[[ Listed entries, beginning ]]

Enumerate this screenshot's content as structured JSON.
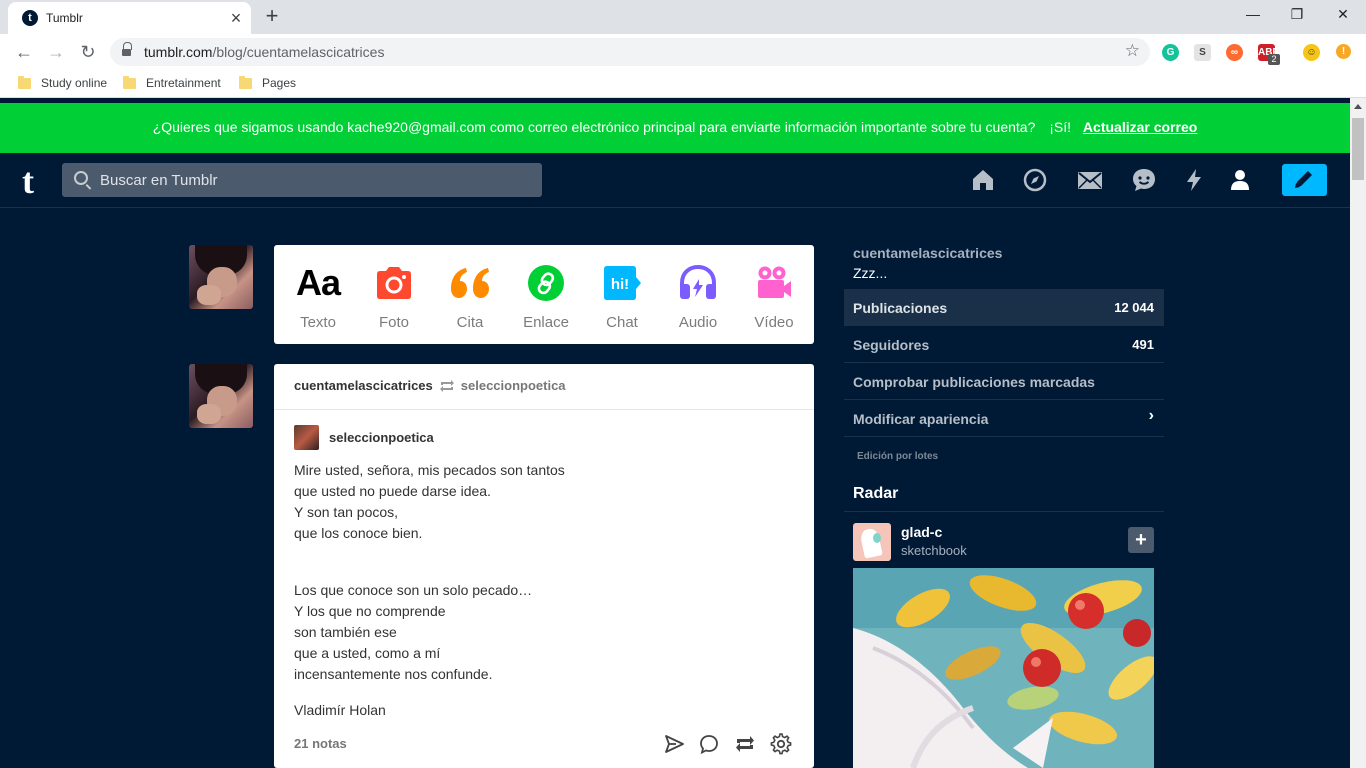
{
  "browser": {
    "tab_title": "Tumblr",
    "tab_favicon": "t",
    "url_domain": "tumblr.com",
    "url_path": "/blog/cuentamelascicatrices",
    "bookmarks": [
      "Study online",
      "Entretainment",
      "Pages"
    ],
    "extensions": [
      {
        "name": "grammarly-icon",
        "color": "#15c39a"
      },
      {
        "name": "s-extension-icon",
        "color": "#e3e3e3"
      },
      {
        "name": "infinity-icon",
        "color": "#ff6a30"
      },
      {
        "name": "adblock-icon",
        "color": "#d01f26",
        "badge": "2"
      },
      {
        "name": "emoji-icon",
        "color": "#f5c518"
      },
      {
        "name": "update-alert-icon",
        "color": "#f9a825"
      }
    ]
  },
  "banner": {
    "message": "¿Quieres que sigamos usando kache920@gmail.com como correo electrónico principal para enviarte información importante sobre tu cuenta?",
    "yes": "¡Sí!",
    "update": "Actualizar correo"
  },
  "header": {
    "logo": "t",
    "search_placeholder": "Buscar en Tumblr",
    "icons": [
      "home-icon",
      "explore-icon",
      "inbox-icon",
      "messages-icon",
      "activity-icon",
      "account-icon",
      "compose-icon"
    ]
  },
  "post_types": [
    {
      "label": "Texto",
      "icon": "text-icon",
      "color": "#000000"
    },
    {
      "label": "Foto",
      "icon": "photo-icon",
      "color": "#ff492f"
    },
    {
      "label": "Cita",
      "icon": "quote-icon",
      "color": "#ff8a00"
    },
    {
      "label": "Enlace",
      "icon": "link-icon",
      "color": "#00cf35"
    },
    {
      "label": "Chat",
      "icon": "chat-icon",
      "color": "#00b8ff"
    },
    {
      "label": "Audio",
      "icon": "audio-icon",
      "color": "#7c5cff"
    },
    {
      "label": "Vídeo",
      "icon": "video-icon",
      "color": "#ff62ce"
    }
  ],
  "post": {
    "author": "cuentamelascicatrices",
    "reblogged_from": "seleccionpoetica",
    "reblog_author": "seleccionpoetica",
    "stanza1": [
      "Mire usted, señora, mis pecados son tantos",
      "que usted no puede darse idea.",
      "Y son tan pocos,",
      "que los conoce bien."
    ],
    "stanza2": [
      "Los que conoce son un solo pecado…",
      "Y los que no comprende",
      "son también ese",
      "que a usted, como a mí",
      "incensantemente nos confunde."
    ],
    "signature": "Vladimír Holan",
    "notes": "21 notas"
  },
  "sidebar": {
    "blog_name": "cuentamelascicatrices",
    "description": "Zzz...",
    "rows": [
      {
        "label": "Publicaciones",
        "value": "12 044"
      },
      {
        "label": "Seguidores",
        "value": "491"
      },
      {
        "label": "Comprobar publicaciones marcadas",
        "value": ""
      },
      {
        "label": "Modificar apariencia",
        "value": ""
      }
    ],
    "batch_edit": "Edición por lotes",
    "radar": {
      "title": "Radar",
      "blog": "glad-c",
      "subtitle": "sketchbook",
      "follow": "+"
    }
  }
}
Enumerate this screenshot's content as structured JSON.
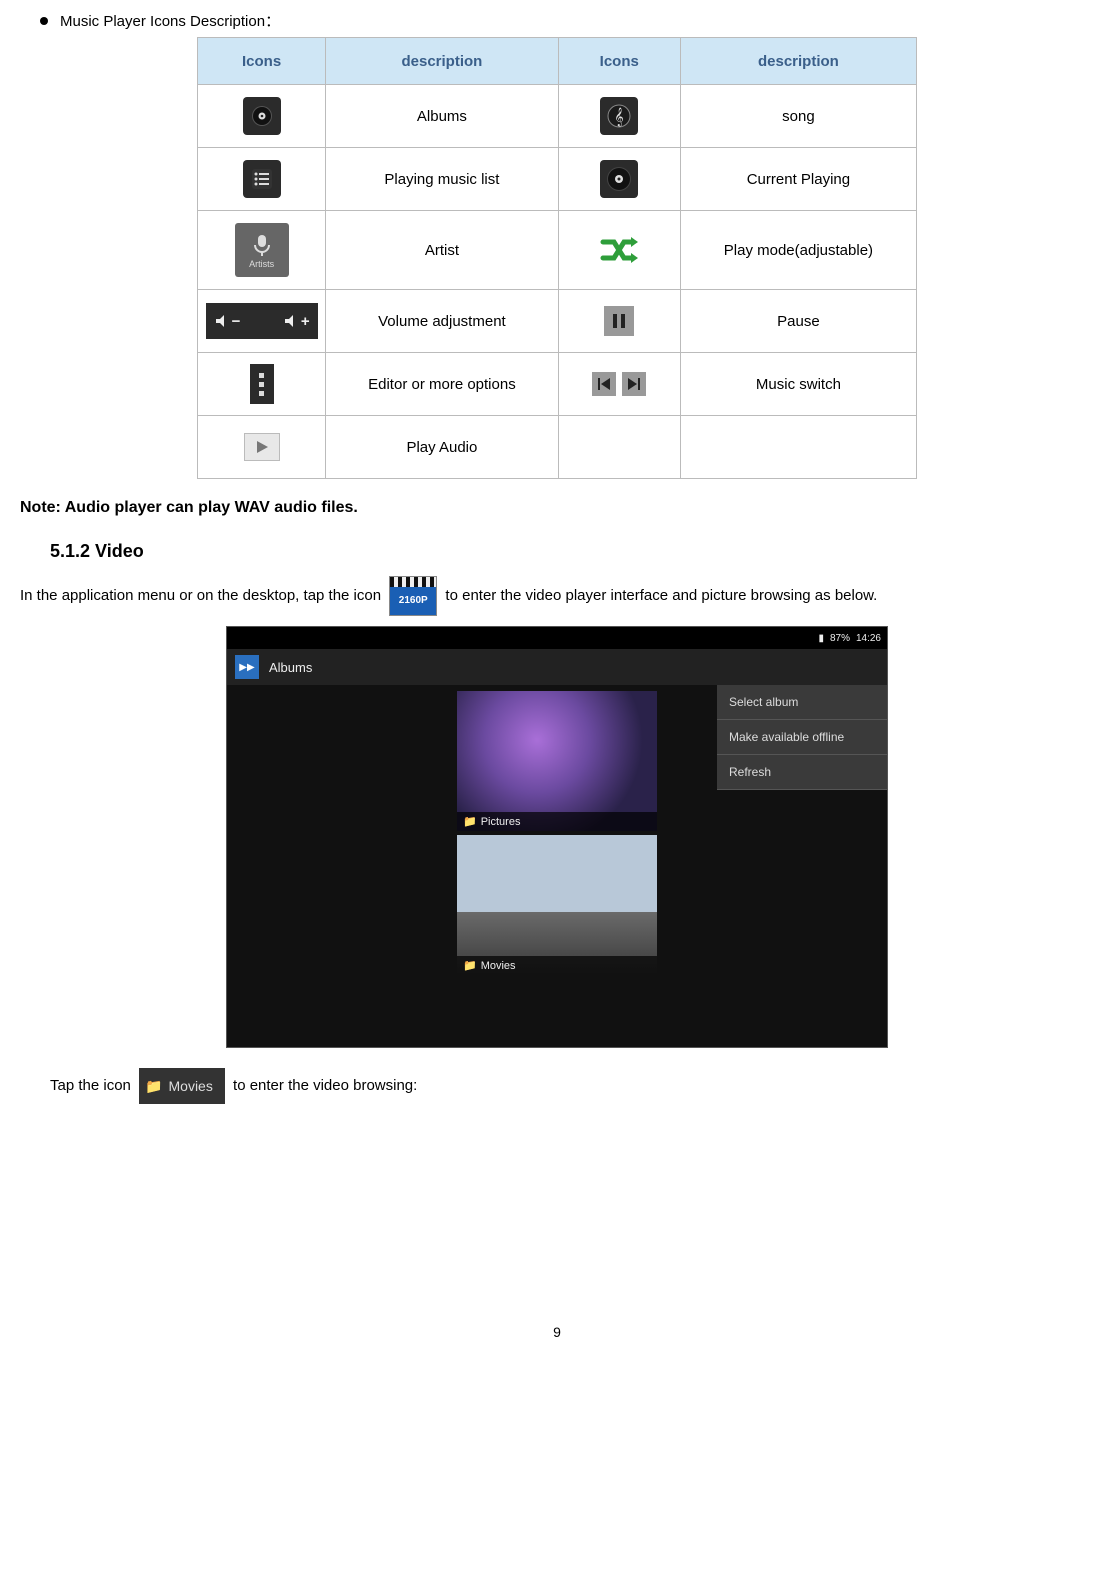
{
  "bullet_title": "Music Player Icons Description：",
  "table": {
    "headers": [
      "Icons",
      "description",
      "Icons",
      "description"
    ],
    "rows": [
      {
        "d1": "Albums",
        "d2": "song"
      },
      {
        "d1": "Playing music list",
        "d2": "Current Playing"
      },
      {
        "d1": "Artist",
        "d2": "Play mode(adjustable)"
      },
      {
        "d1": "Volume adjustment",
        "d2": "Pause"
      },
      {
        "d1": "Editor or more options",
        "d2": "Music switch"
      },
      {
        "d1": "Play Audio",
        "d2": ""
      }
    ]
  },
  "note": "Note: Audio player can play WAV audio files.",
  "heading": "5.1.2 Video",
  "para1_a": "In the application menu or on the desktop, tap the icon",
  "para1_b": "to enter the video player interface and picture browsing as below.",
  "screenshot": {
    "status_battery": "87%",
    "status_time": "14:26",
    "header_label": "Albums",
    "thumb1": "Pictures",
    "thumb2": "Movies",
    "menu": [
      "Select album",
      "Make available offline",
      "Refresh"
    ]
  },
  "para2_a": "Tap the icon",
  "para2_b": "to enter the video browsing:",
  "movies_chip": "Movies",
  "video_badge": "2160P",
  "page_number": "9"
}
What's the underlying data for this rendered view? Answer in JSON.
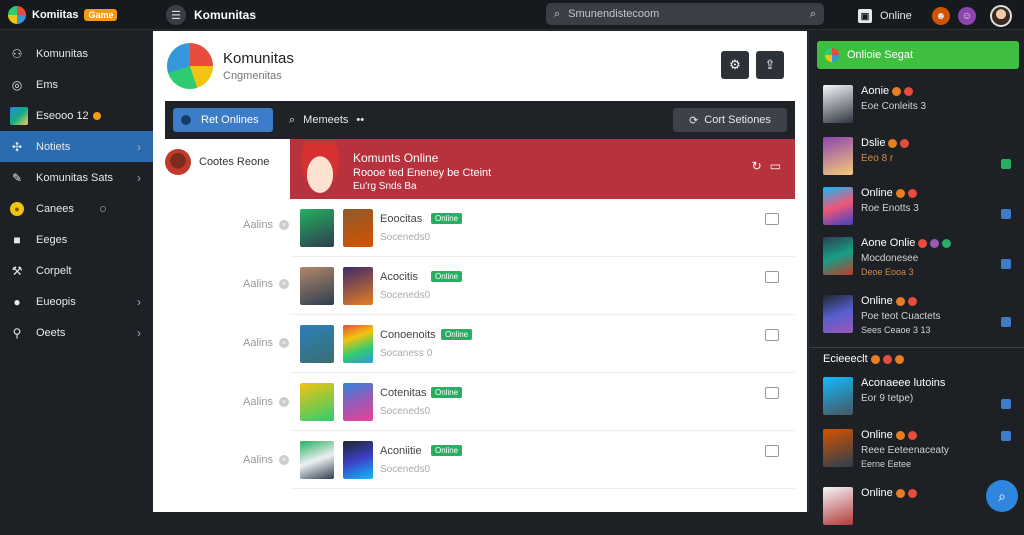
{
  "app": {
    "name": "Komiitas",
    "badge": "Game"
  },
  "top": {
    "title": "Komunitas",
    "search_placeholder": "Smunendistecoom",
    "status_label": "Online"
  },
  "sidebar": {
    "items": [
      {
        "label": "Komunitas",
        "icon": "users-icon"
      },
      {
        "label": "Ems",
        "icon": "chat-icon"
      },
      {
        "label": "Eseooo 12",
        "icon": "image-icon"
      },
      {
        "label": "Notiets",
        "icon": "puzzle-icon",
        "active": true
      },
      {
        "label": "Komunitas Sats",
        "icon": "brush-icon"
      },
      {
        "label": "Canees",
        "icon": "coin-icon"
      },
      {
        "label": "Eeges",
        "icon": "square-icon"
      },
      {
        "label": "Corpelt",
        "icon": "wrench-icon"
      },
      {
        "label": "Eueopis",
        "icon": "user-icon"
      },
      {
        "label": "Oeets",
        "icon": "pin-icon"
      }
    ]
  },
  "community": {
    "name": "Komunitas",
    "subtitle": "Cngmenitas"
  },
  "toolbar": {
    "primary": "Ret Onlines",
    "link": "Memeets",
    "right": "Cort Setiones"
  },
  "left_list": {
    "first": "Cootes Reone",
    "rows": [
      "Aalins",
      "Aalins",
      "Aalins",
      "Aalins",
      "Aalins"
    ]
  },
  "feed": {
    "top": {
      "title": "Komunts Online",
      "line2": "Roooe ted Eneney be Cteint",
      "line3": "Eu'rg Snds Ba"
    },
    "rows": [
      {
        "name": "Eoocitas",
        "badge": "Online",
        "sub": "Soceneds0"
      },
      {
        "name": "Acocitis",
        "badge": "Online",
        "sub": "Soceneds0"
      },
      {
        "name": "Conoenoits",
        "badge": "Online",
        "sub": "Socaness 0"
      },
      {
        "name": "Cotenitas",
        "badge": "Online",
        "sub": "Soceneds0"
      },
      {
        "name": "Aconiitie",
        "badge": "Online",
        "sub": "Soceneds0"
      }
    ]
  },
  "right_panel": {
    "header": "Onlioie Segat",
    "items": [
      {
        "l1": "Aonie",
        "l2": "Eoe Conleits 3",
        "l3": ""
      },
      {
        "l1": "Dslie",
        "l2": "Eeo 8 r",
        "l3": ""
      },
      {
        "l1": "Online",
        "l2": "Roe Enotts 3",
        "l3": ""
      },
      {
        "l1": "Aone Onlie",
        "l2": "Mocdonesee",
        "l3": "Deoe Eooa 3"
      },
      {
        "l1": "Online",
        "l2": "Poe teot Cuactets",
        "l3": "Sees Ceaoe 3 13"
      }
    ],
    "section": "Ecieeeclt",
    "items2": [
      {
        "l1": "Aconaeee lutoins",
        "l2": "Eor 9 tetpe)",
        "l3": ""
      },
      {
        "l1": "Online",
        "l2": "Reee Eeteenaceaty",
        "l3": "Eerne Eetee"
      },
      {
        "l1": "Online",
        "l2": "",
        "l3": ""
      }
    ]
  }
}
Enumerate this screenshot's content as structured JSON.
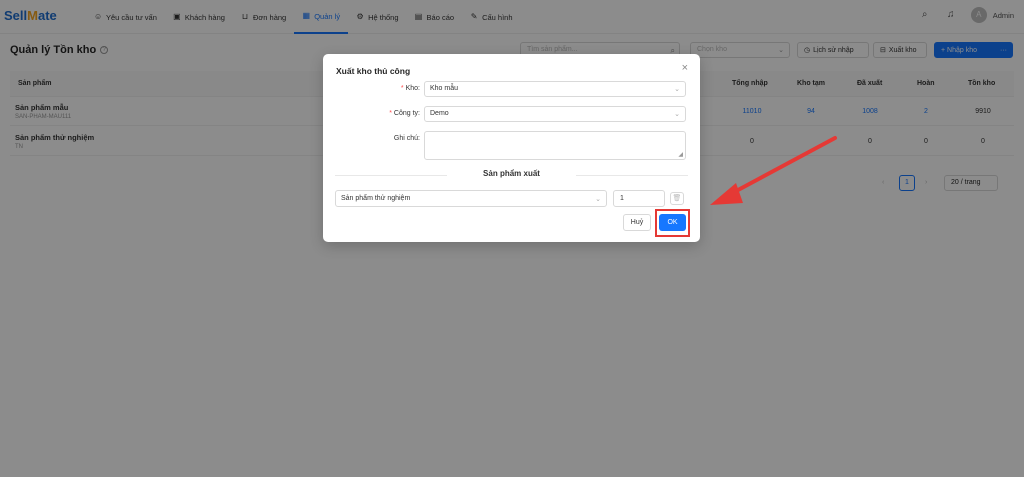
{
  "app": {
    "logo_part1": "Sell",
    "logo_part2": "M",
    "logo_part3": "ate"
  },
  "nav": {
    "items": [
      {
        "label": "Yêu cầu tư vấn",
        "icon": "chat-icon"
      },
      {
        "label": "Khách hàng",
        "icon": "contacts-icon"
      },
      {
        "label": "Đơn hàng",
        "icon": "cart-icon"
      },
      {
        "label": "Quản lý",
        "icon": "grid-icon",
        "active": true
      },
      {
        "label": "Hệ thống",
        "icon": "gear-icon"
      },
      {
        "label": "Báo cáo",
        "icon": "chart-icon"
      },
      {
        "label": "Cấu hình",
        "icon": "wrench-icon"
      }
    ],
    "user": "Admin",
    "avatar_letter": "A"
  },
  "page": {
    "title": "Quản lý Tồn kho",
    "search_placeholder": "Tìm sản phẩm...",
    "warehouse_placeholder": "Chọn kho",
    "btn_history": "Lịch sử nhập",
    "btn_export": "Xuất kho",
    "btn_import": "+ Nhập kho",
    "btn_more": "···"
  },
  "table": {
    "columns": [
      "Sản phẩm",
      "Tổng nhập",
      "Kho tạm",
      "Đã xuất",
      "Hoàn",
      "Tồn kho"
    ],
    "rows": [
      {
        "name": "Sản phẩm mẫu",
        "sku": "SAN-PHAM-MAU111",
        "total_in": "11010",
        "temp": "94",
        "exported": "1008",
        "returned": "2",
        "stock": "9910"
      },
      {
        "name": "Sản phẩm thử nghiệm",
        "sku": "TN",
        "total_in": "0",
        "temp": "",
        "exported": "0",
        "returned": "0",
        "stock": "0"
      }
    ]
  },
  "pagination": {
    "current": "1",
    "page_size": "20 / trang"
  },
  "modal": {
    "title": "Xuất kho thủ công",
    "warehouse_label": "Kho",
    "warehouse_value": "Kho mẫu",
    "company_label": "Công ty",
    "company_value": "Demo",
    "note_label": "Ghi chú",
    "note_value": "",
    "section_title": "Sản phẩm xuất",
    "product_value": "Sản phẩm thử nghiệm",
    "quantity": "1",
    "cancel_label": "Huỷ",
    "ok_label": "OK"
  },
  "colors": {
    "primary": "#1677ff",
    "highlight": "#e53935"
  }
}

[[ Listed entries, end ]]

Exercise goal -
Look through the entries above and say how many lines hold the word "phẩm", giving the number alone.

Response below -
6